It seems that America has arrived at the point Spengler saw in early 20th century Europe, and, indeed, there are some concerning parallels, particularly with the late 1920s and early 1930s. Italy, Germany, and Spain all lost their democracies and moved to fascism during that era, while Spengler and his acolytes cheered.

 

And, indeed, it was one of FDR’s biggest challenges in the early 1930s: steering America through a “middle course” between communism (which was then growing popular) and fascism (also growing popular). He pulled it off with small (compared to Europe) nods to democratic socialism, instituting programs like Social Security, the minimum wage, and establishing the right to unionize (among other things).

 

Mark Twain is often quoted as saying that history doesn’t repeat itself, but it rhymes.
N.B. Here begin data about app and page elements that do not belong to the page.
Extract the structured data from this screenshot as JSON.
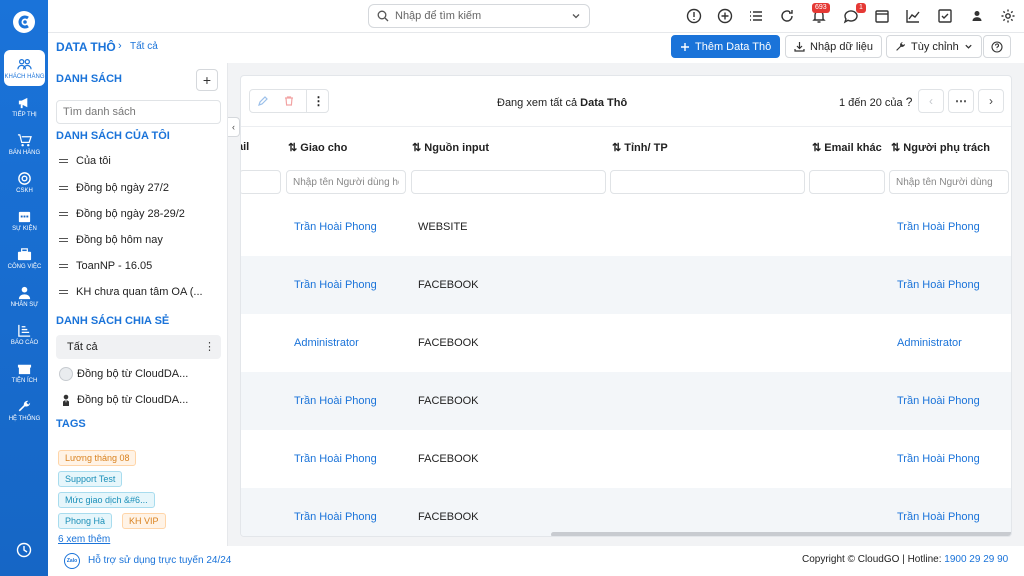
{
  "rail": {
    "items": [
      {
        "label": "KHÁCH HÀNG",
        "icon": "users-icon"
      },
      {
        "label": "TIẾP THỊ",
        "icon": "megaphone-icon"
      },
      {
        "label": "BÁN HÀNG",
        "icon": "cart-icon"
      },
      {
        "label": "CSKH",
        "icon": "lifebuoy-icon"
      },
      {
        "label": "SỰ KIỆN",
        "icon": "calendar-icon"
      },
      {
        "label": "CÔNG VIỆC",
        "icon": "briefcase-icon"
      },
      {
        "label": "NHÂN SỰ",
        "icon": "person-icon"
      },
      {
        "label": "BÁO CÁO",
        "icon": "report-icon"
      },
      {
        "label": "TIỆN ÍCH",
        "icon": "gift-icon"
      },
      {
        "label": "HỆ THỐNG",
        "icon": "wrench-icon"
      }
    ],
    "accent": "#1a73d9"
  },
  "topbar": {
    "search_placeholder": "Nhập để tìm kiếm",
    "notif_count": "693",
    "chat_count": "1"
  },
  "subheader": {
    "breadcrumb_main": "DATA THÔ",
    "breadcrumb_sep": "›",
    "breadcrumb_sub": "Tất cả",
    "add_label": "Thêm Data Thô",
    "import_label": "Nhập dữ liệu",
    "custom_label": "Tùy chỉnh"
  },
  "sidebar": {
    "title": "DANH SÁCH",
    "add": "+",
    "search_placeholder": "Tìm danh sách",
    "my_lists_title": "DANH SÁCH CỦA TÔI",
    "my_lists": [
      "Của tôi",
      "Đồng bộ ngày 27/2",
      "Đồng bộ ngày 28-29/2",
      "Đồng bộ hôm nay",
      "ToanNP - 16.05",
      "KH chưa quan tâm OA (..."
    ],
    "shared_title": "DANH SÁCH CHIA SẺ",
    "shared": [
      "Tất cả",
      "Đồng bộ từ CloudDA...",
      "Đồng bộ từ CloudDA..."
    ],
    "kebab": "⋮",
    "tags_title": "TAGS",
    "tags": [
      "Lương tháng 08",
      "Support Test",
      "Mức giao dịch &#6...",
      "Phong Hà",
      "KH VIP"
    ],
    "see_more": "6 xem thêm"
  },
  "main": {
    "viewing_prefix": "Đang xem tất cả",
    "viewing_entity": "Data Thô",
    "pager": "1 đến 20 của",
    "pager_q": "?",
    "columns": [
      {
        "key": "email",
        "label": "ail"
      },
      {
        "key": "assignee",
        "label": "Giao cho"
      },
      {
        "key": "source",
        "label": "Nguồn input"
      },
      {
        "key": "province",
        "label": "Tỉnh/ TP"
      },
      {
        "key": "email2",
        "label": "Email khác"
      },
      {
        "key": "owner",
        "label": "Người phụ trách"
      }
    ],
    "filter_user_placeholder": "Nhập tên Người dùng hoặc",
    "filter_owner_placeholder": "Nhập tên Người dùng",
    "rows": [
      {
        "assignee": "Trần Hoài Phong",
        "source": "WEBSITE",
        "owner": "Trần Hoài Phong"
      },
      {
        "assignee": "Trần Hoài Phong",
        "source": "FACEBOOK",
        "owner": "Trần Hoài Phong"
      },
      {
        "assignee": "Administrator",
        "source": "FACEBOOK",
        "owner": "Administrator"
      },
      {
        "assignee": "Trần Hoài Phong",
        "source": "FACEBOOK",
        "owner": "Trần Hoài Phong"
      },
      {
        "assignee": "Trần Hoài Phong",
        "source": "FACEBOOK",
        "owner": "Trần Hoài Phong"
      },
      {
        "assignee": "Trần Hoài Phong",
        "source": "FACEBOOK",
        "owner": "Trần Hoài Phong"
      }
    ]
  },
  "footer": {
    "zalo": "Zalo",
    "support": "Hỗ trợ sử dụng trực tuyến 24/24",
    "copyright": "Copyright © CloudGO",
    "hotline_label": "| Hotline:",
    "hotline": "1900 29 29 90"
  }
}
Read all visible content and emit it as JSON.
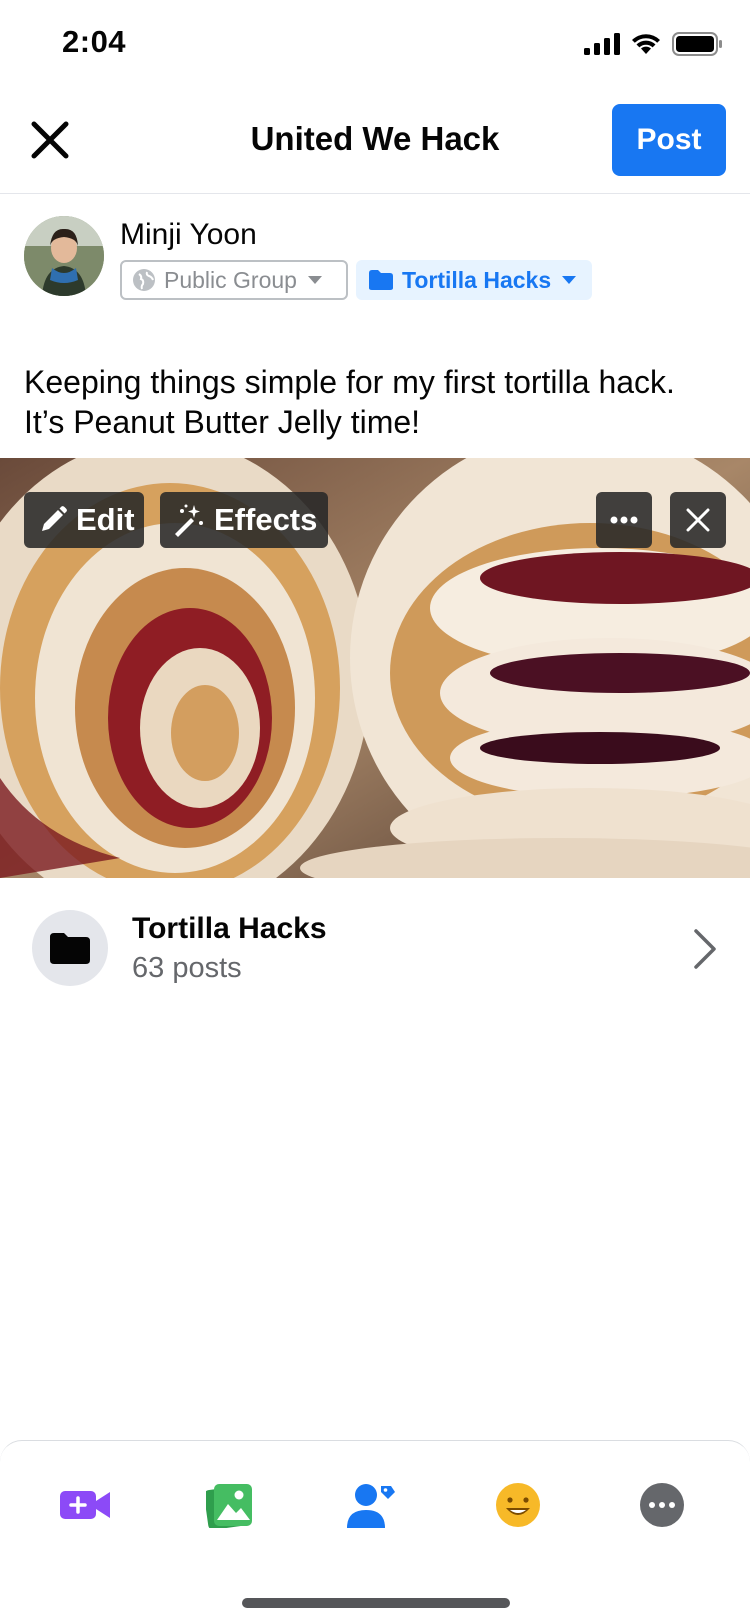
{
  "status_bar": {
    "time": "2:04"
  },
  "header": {
    "title": "United We Hack",
    "post_label": "Post"
  },
  "author": {
    "name": "Minji Yoon",
    "audience_label": "Public Group",
    "album_label": "Tortilla Hacks"
  },
  "post": {
    "text": "Keeping things simple for my first tortilla hack. It’s Peanut Butter Jelly time!"
  },
  "photo": {
    "edit_label": "Edit",
    "effects_label": "Effects"
  },
  "album": {
    "name": "Tortilla Hacks",
    "count": "63 posts"
  },
  "toolbar": {
    "items": [
      {
        "icon": "video-add-icon",
        "color": "#8c4af7"
      },
      {
        "icon": "photo-icon",
        "color": "#45bd62"
      },
      {
        "icon": "tag-people-icon",
        "color": "#1877f2"
      },
      {
        "icon": "feeling-icon",
        "color": "#f7b928"
      },
      {
        "icon": "more-icon",
        "color": "#65676b"
      }
    ]
  },
  "colors": {
    "accent": "#1877f2",
    "chip_bg": "#e7f3ff",
    "secondary_text": "#65676b"
  }
}
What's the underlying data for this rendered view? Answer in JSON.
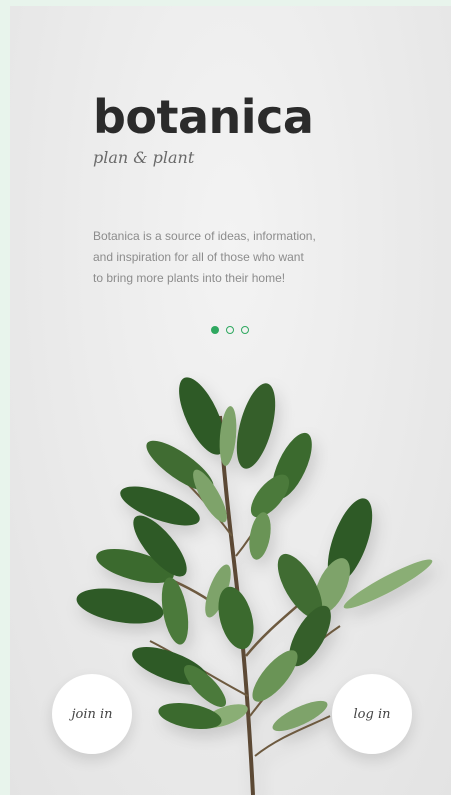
{
  "brand": {
    "title": "botanica",
    "tagline": "plan & plant"
  },
  "intro": {
    "line1": "Botanica is a source of ideas, information,",
    "line2": "and inspiration for all of those who want",
    "line3": "to bring more plants into their home!"
  },
  "pager": {
    "total": 3,
    "active_index": 0
  },
  "buttons": {
    "join_label": "join in",
    "login_label": "log in"
  },
  "colors": {
    "accent": "#2fa860",
    "leaf_dark": "#2f5a26",
    "leaf_mid": "#4c7a3b",
    "leaf_light": "#7ea36a"
  }
}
Many look at the all-out war being waged against American government by the hard right, from Trump and his cronies to the billionaire networks funding right-wing propaganda and lobbying outlets, and think “it can’t happen here.”

 

They’re wrong. It can happen here.

 

We now have police intervening in elections, privatized corporate voting systems, and a massive voter suppression campaign to prevent elderly, young, and non-white Americans from being able to vote.

 

Meanwhile, Republican politicians and the billionaires who own them are now dropping any pretense at all to caring about the fate and future of our country’s fiscal health, so long as they get and keep their tax cuts.

 

In summary, what’s left of our democratic institutions are under siege.

 

Add to that a largely billionaire-funded/owned right-wing media machine that’s willing to regularly and openly deceive American voters (documented daily by Media Matters), and you have the perfect setup for a neofeudalist/fascist takeover of our government.

 

Or, as President Carter so correctly called it, oligarchy.

 

This year’s election may be our last chance to push back against the oligarchy that the GOP has been constructing for the past forty-three years. President Biden and Democrats in Congress made a valiant try with the For The People Act that would have expanded voter rights, outlawed gerrymandering, and reversed Citizens United to strip dark money out of our electoral system, but were stabbed in the back by Joe Manchin and Kirsten Sinema.

 

If Biden is re-elected and Democrats can take the House and hold the Senate, there’s a very good chance — particularly without Manchin and Sinema to sabotage the process like they did in 2022 — that such legislation can be brought up again and pass.

 

Double check your voter registration — particularly if you live in a Blue city in a Red state, where they’re already purging millions of voters every month — and help everybody you know get their registration up to date.

 

American democracy can’t afford many more years of corruption before it’s dead: our time to act is now.

 

 

Thom Hartmann is a talk-show host and the author. This article is republished from Common Dreams under a Creative Commons license.